While no one has been prosecuted for the harsh interrogations, a former C.I.A. officer who helped hunt members of Al Qaeda in Pakistan and later spoke publicly about waterboarding, John C. Kiriakou, is awaiting trial on criminal charges that he disclosed to journalists the identity of other C.I.A. officers who participated in the interrogations.

Glenn appeared on Democracy Now with host Amy Goodman to discuss Mr. Holder’s announcement. During the seven minute interview they also discussed Clint Eastwood’s conversation with an empty chair at the RNC Convention,

Mr. Holder covers up the evidence, allows the real criminals to walk, instead prosecuting those who spoke out about the crimes.

Is this the change we are suppose to believe in and vote to reelect?  

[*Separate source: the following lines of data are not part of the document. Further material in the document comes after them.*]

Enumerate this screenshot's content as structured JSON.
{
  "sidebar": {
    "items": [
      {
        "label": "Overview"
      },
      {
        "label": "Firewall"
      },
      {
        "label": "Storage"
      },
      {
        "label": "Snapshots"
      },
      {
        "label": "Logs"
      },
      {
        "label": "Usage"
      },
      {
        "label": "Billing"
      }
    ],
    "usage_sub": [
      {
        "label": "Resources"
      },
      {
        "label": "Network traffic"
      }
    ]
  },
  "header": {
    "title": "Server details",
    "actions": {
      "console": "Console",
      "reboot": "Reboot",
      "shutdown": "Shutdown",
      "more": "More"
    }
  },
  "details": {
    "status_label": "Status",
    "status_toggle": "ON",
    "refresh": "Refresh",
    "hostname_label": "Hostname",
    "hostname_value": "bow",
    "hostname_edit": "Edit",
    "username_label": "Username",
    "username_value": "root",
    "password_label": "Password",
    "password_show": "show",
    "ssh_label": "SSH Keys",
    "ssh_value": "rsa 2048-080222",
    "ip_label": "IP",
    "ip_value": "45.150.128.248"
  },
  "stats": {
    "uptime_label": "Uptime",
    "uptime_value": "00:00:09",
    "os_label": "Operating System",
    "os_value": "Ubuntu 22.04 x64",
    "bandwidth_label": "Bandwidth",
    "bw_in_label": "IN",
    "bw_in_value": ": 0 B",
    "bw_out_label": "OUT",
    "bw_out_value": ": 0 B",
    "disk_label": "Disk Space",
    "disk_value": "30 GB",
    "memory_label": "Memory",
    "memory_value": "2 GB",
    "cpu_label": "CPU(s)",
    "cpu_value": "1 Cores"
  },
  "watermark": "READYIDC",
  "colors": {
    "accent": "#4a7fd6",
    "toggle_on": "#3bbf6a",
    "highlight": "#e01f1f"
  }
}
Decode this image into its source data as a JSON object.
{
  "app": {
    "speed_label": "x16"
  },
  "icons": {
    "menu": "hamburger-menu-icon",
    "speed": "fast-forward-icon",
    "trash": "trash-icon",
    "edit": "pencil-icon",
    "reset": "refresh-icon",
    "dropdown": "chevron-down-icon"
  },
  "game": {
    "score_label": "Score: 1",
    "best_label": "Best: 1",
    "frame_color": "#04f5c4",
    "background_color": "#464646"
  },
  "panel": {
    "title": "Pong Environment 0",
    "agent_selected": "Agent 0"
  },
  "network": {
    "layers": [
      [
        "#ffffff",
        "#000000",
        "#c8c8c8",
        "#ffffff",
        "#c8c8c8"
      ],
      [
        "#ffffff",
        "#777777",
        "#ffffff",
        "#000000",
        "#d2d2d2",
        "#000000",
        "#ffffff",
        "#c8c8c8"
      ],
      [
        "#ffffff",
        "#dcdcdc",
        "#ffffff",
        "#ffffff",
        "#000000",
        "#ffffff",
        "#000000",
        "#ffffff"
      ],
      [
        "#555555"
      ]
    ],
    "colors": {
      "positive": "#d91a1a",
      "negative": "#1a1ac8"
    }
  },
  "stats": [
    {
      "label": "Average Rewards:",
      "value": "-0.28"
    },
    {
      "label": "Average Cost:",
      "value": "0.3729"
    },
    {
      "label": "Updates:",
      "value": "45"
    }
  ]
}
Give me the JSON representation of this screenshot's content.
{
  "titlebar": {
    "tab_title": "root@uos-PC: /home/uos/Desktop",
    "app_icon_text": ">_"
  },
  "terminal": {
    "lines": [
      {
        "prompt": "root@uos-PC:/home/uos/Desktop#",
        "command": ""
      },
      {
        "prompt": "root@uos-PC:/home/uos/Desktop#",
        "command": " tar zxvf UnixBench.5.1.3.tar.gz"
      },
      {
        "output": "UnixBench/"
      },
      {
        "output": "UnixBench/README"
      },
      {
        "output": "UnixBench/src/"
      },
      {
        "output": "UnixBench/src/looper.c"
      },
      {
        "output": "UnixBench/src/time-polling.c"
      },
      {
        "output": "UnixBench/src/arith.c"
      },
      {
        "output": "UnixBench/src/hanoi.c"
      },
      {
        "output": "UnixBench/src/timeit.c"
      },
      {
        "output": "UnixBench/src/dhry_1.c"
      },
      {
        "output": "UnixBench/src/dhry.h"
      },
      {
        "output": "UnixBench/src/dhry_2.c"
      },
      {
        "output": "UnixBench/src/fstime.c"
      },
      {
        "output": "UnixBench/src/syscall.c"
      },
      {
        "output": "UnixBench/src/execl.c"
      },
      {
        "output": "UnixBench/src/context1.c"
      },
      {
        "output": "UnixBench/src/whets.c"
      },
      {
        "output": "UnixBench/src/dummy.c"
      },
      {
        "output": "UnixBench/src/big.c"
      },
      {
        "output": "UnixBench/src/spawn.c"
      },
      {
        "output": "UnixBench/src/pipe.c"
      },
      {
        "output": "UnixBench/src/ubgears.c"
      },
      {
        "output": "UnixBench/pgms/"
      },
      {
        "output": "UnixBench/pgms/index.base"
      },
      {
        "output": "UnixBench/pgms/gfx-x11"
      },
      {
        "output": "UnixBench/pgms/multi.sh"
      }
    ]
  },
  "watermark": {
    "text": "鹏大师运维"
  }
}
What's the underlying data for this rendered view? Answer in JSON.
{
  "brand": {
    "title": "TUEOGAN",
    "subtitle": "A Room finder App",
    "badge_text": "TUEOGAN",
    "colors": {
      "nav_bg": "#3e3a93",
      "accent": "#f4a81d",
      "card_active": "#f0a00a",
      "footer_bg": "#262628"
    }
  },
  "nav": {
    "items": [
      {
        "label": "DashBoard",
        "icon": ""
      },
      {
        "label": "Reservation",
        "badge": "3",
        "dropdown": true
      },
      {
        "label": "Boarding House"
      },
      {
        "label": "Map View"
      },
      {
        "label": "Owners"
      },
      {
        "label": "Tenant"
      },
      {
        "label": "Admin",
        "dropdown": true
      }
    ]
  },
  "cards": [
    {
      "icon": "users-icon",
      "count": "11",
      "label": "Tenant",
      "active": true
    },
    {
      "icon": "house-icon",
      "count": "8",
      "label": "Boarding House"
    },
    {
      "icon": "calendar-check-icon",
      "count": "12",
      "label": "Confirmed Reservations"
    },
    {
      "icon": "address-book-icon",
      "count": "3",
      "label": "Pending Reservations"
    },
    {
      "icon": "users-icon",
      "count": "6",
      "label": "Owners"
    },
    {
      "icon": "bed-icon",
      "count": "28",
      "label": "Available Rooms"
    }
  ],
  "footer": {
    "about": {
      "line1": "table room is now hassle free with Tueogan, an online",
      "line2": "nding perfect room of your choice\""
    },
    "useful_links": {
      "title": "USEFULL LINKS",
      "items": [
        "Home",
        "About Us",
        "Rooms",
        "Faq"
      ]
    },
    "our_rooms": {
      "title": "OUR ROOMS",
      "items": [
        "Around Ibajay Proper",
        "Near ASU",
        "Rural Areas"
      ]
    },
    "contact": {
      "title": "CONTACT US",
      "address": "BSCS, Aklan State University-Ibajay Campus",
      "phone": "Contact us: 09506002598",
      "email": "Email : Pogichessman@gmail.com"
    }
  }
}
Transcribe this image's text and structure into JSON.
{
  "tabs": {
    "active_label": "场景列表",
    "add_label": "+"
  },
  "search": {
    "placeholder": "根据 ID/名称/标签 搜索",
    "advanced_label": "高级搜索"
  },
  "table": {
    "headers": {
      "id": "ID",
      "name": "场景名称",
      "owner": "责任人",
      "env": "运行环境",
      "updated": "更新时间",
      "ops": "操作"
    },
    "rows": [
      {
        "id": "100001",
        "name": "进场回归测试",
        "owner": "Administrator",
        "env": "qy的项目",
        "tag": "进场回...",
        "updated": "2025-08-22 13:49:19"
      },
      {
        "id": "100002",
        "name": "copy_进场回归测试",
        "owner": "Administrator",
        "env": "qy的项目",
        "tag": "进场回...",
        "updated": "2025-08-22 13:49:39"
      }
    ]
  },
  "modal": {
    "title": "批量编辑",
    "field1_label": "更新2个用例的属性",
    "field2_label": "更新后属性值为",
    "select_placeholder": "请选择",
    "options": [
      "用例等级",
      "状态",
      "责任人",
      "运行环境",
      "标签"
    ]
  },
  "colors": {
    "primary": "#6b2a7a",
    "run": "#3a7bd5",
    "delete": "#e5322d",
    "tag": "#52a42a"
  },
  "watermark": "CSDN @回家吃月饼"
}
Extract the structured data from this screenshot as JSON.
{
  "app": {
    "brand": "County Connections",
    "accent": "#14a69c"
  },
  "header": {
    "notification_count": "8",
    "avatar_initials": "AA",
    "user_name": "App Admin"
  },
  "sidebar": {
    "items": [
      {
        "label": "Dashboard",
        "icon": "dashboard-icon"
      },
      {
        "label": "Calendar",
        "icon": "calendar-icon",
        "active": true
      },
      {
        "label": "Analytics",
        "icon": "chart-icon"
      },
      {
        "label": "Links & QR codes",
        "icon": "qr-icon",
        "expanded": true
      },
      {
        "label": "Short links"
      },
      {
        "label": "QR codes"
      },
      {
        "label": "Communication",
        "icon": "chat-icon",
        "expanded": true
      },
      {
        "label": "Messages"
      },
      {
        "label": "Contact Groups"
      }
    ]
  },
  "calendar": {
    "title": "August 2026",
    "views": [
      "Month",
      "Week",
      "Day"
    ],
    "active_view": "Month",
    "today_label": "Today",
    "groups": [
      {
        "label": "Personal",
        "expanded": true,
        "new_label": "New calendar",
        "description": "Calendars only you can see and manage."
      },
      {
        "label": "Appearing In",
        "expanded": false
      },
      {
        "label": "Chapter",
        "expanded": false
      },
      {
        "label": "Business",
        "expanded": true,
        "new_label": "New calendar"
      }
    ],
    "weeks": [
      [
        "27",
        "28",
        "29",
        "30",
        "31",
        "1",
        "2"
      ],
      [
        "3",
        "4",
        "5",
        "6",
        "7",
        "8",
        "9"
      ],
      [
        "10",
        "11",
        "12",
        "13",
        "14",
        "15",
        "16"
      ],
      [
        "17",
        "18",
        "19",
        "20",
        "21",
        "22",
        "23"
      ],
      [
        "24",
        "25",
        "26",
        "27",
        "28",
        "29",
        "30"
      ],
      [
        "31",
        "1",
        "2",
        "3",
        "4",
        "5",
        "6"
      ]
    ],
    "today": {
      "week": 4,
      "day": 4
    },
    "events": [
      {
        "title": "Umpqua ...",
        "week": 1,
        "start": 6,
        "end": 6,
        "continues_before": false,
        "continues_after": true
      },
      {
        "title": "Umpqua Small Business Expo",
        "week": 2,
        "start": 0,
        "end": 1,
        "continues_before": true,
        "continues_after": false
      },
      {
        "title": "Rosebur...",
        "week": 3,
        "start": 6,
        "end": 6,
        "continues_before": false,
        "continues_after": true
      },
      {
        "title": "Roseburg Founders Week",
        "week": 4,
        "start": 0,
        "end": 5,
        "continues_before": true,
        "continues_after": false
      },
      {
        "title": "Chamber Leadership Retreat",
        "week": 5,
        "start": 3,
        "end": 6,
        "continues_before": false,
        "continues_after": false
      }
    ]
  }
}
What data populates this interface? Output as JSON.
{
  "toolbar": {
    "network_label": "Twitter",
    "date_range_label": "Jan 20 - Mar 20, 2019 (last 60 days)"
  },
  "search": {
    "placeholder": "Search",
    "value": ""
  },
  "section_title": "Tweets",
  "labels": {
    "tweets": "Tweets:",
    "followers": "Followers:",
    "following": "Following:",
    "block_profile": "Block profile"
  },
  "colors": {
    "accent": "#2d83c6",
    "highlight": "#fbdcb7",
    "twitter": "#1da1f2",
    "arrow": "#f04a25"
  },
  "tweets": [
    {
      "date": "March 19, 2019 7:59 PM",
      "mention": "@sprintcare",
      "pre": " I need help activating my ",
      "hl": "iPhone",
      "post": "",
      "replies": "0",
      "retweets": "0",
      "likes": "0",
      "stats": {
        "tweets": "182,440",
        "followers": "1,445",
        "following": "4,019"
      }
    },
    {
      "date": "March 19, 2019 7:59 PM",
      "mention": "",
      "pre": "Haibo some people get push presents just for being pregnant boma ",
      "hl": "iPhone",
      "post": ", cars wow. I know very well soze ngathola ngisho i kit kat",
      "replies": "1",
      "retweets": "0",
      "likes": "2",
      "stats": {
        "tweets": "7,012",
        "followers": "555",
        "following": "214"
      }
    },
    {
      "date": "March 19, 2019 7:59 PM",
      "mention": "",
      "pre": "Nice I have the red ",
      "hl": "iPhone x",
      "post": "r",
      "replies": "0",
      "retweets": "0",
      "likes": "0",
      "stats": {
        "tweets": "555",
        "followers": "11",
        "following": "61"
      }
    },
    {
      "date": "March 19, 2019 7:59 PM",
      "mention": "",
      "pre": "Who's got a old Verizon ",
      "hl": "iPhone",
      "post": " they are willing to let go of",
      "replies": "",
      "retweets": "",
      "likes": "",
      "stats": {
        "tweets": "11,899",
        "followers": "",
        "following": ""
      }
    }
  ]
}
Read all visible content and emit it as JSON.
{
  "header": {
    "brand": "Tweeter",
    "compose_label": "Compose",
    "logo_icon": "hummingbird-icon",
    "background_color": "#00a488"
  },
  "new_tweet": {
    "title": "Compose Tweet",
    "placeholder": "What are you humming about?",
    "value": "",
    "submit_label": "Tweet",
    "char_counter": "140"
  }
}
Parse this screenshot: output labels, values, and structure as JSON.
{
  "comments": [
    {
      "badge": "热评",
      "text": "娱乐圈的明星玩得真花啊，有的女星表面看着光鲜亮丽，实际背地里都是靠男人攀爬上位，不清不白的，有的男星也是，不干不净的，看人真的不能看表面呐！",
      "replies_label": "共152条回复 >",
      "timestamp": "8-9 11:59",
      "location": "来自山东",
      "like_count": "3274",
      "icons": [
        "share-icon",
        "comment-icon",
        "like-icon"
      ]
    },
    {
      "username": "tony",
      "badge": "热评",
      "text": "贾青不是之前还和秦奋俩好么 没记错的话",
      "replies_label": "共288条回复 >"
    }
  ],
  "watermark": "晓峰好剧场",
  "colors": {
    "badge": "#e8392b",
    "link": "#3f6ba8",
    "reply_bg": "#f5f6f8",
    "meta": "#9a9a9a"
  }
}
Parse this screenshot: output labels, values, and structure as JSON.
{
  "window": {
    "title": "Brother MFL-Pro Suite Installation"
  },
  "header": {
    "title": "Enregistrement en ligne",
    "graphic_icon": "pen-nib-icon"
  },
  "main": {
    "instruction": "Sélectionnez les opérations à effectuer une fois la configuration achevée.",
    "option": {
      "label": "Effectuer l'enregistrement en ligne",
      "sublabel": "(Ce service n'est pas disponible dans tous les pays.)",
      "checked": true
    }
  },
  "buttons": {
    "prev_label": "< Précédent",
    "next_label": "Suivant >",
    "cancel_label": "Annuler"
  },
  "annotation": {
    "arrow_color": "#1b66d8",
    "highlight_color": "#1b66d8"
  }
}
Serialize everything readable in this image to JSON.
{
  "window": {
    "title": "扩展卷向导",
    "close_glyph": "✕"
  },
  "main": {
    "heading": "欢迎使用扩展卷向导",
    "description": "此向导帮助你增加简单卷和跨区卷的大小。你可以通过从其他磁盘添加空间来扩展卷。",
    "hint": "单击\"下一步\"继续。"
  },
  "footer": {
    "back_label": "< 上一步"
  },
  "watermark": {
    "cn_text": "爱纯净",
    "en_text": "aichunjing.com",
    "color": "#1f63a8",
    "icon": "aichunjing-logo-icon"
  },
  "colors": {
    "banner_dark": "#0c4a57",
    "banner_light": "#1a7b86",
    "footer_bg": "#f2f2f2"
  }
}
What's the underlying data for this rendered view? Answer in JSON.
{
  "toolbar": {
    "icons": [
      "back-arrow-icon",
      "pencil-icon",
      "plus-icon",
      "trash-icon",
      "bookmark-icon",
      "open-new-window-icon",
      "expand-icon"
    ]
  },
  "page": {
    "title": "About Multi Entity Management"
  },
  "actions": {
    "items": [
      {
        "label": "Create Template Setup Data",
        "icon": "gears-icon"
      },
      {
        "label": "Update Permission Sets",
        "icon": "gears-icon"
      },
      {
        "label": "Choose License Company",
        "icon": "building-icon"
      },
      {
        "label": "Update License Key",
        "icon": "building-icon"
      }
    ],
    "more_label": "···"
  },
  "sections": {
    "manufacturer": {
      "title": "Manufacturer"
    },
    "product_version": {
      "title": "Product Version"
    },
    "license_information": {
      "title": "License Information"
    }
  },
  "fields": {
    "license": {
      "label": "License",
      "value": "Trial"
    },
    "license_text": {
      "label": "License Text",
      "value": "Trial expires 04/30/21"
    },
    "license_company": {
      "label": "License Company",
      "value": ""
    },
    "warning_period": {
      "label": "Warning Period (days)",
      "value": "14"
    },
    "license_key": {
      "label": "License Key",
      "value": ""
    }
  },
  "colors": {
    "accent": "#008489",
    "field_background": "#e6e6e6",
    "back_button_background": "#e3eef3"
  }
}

Sep 03 2012

Pique the Geek 20120902: Why we do not burst into flame — Oxygen

Oxygen is one of the most fascinating elements for many reasons.  Before we get to it, I first want to point out that the column of the periodic table that starts with nitrogen are called pnictogens, whislt the column starting with oxygen are called chalcogens.  The term pnictogen is recent, dating form the 1950s.  It comes from the Greek plural noun pnikta which means something on the order of “those that are suffocated” in reference to the fact that nitrogen will not support life.  The “gen” part is from the Greek gonos, “born” or “generated”.

Chalcogen comes from the ancient Greek chalkos, meaning “ore” and gonos, and in fact an extremely large number of metal ores contain oxygen or sulfur of both.  Selenium and tellurium are chalcogens that are often found in gold and silver ores.

Time before last we discussed nitrogen and molecular orbital diagrams for it.  If you are not hip to MO diagrams, I suggest you read that part of the link before you try to tackle the MO diagrams for oxygen.